I’m still finding Snow (Ginnifer Goodwin) and Charming (Josh Dallas) to be fairly dull, which is disappointing. Because they weren’t dull before the curse, but once they got their Mary Margaret and David identities, it’s like all the awesome got sucked out of them. And now that they remember who they are…yeah, still a little dull. I want to blame Mary Margaret’s ridiculous pink cardigan for continuing to sap her awesomeness. But at the same time…when she does happen to get her badassery on now that she, Emma, Aurora and Mulan are trapped in Fairytale Land, I suppose it’s nice to buck stereotypes. Why *can’t* Snow White kick ass in a pink cardigan if she wants to? We’ve already got Mulan and Emma rocking the leather over there, after all.
And that’s what I really appreciate about this show. There’s an entire plot line that’s just a bunch of mostly-strong women (let’s be honest, I have little use for Aurora) running around a forest getting stuff done. And yeah, they have their moments that make me cringe — the story about Charming lighting candles to make Snow’s bad dreams go away is dumb between adults but kind of cute when Charming does the same thing for Henry — but what other show on prime-time network TV is giving this many women this much exposure?
And I don’t really feel like the men are getting the shaft, either.
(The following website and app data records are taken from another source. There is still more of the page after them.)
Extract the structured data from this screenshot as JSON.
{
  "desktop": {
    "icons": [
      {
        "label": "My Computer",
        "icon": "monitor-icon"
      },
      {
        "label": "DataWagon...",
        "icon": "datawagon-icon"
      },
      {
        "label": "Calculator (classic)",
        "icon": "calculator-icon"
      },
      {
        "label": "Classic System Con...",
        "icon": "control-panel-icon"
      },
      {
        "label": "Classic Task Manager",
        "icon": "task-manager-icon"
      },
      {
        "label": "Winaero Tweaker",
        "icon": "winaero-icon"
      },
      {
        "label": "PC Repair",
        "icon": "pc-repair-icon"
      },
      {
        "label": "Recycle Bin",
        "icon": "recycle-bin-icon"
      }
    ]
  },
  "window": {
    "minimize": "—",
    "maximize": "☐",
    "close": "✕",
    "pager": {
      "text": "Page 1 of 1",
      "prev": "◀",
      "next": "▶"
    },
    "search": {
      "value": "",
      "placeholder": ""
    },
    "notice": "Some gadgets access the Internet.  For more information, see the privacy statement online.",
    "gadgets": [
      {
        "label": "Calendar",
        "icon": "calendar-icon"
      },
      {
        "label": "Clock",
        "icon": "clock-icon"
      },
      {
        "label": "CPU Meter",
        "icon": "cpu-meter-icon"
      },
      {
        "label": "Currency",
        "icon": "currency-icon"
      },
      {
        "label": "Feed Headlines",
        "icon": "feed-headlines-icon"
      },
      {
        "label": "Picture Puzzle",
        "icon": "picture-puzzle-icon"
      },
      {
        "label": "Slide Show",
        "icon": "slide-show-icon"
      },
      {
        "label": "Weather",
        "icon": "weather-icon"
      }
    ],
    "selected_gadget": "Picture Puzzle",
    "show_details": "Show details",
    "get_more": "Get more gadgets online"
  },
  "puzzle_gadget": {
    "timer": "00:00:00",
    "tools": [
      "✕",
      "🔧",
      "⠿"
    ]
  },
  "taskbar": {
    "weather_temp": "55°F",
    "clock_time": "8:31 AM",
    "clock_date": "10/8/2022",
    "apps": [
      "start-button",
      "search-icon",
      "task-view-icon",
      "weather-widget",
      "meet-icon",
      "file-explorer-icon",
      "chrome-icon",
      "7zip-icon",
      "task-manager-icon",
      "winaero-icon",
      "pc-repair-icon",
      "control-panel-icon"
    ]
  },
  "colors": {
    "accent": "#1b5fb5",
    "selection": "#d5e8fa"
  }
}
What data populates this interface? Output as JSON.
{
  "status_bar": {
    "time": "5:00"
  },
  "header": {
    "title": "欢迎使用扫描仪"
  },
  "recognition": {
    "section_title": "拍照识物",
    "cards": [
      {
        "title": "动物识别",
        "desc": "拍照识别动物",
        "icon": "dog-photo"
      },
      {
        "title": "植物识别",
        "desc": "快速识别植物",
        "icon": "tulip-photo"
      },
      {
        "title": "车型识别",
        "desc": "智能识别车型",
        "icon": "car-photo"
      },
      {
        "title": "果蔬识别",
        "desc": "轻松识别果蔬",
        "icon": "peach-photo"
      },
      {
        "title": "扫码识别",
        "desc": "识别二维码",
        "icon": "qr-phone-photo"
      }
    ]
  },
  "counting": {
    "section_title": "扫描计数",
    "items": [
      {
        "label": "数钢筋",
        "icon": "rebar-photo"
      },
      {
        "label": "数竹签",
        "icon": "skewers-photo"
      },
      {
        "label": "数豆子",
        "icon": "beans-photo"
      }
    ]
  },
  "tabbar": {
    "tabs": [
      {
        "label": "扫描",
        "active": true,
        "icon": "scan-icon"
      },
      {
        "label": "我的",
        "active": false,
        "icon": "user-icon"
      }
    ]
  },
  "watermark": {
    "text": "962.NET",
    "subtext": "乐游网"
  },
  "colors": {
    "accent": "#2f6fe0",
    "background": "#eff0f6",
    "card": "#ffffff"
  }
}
Between Hook, Rumplestiltskin, Charming, Henry and a slew of supporting characters ranging from Jiminy Cricket (Raphael Sbarge, who will always be Carth Onassi from Knights of the Old Republic to me) to the seven dwarves, this is a really well-balanced show when it comes to gender, I think.
So, even though it can be more than a little ridiculous and runs the risk of getting bogged down in all its flashbacks and mythology, it’s still a show worthy of my time. Also, it looks like a sword fight tonight! Yay! I’ve been missing my swordplay fix since abandoning Revolution.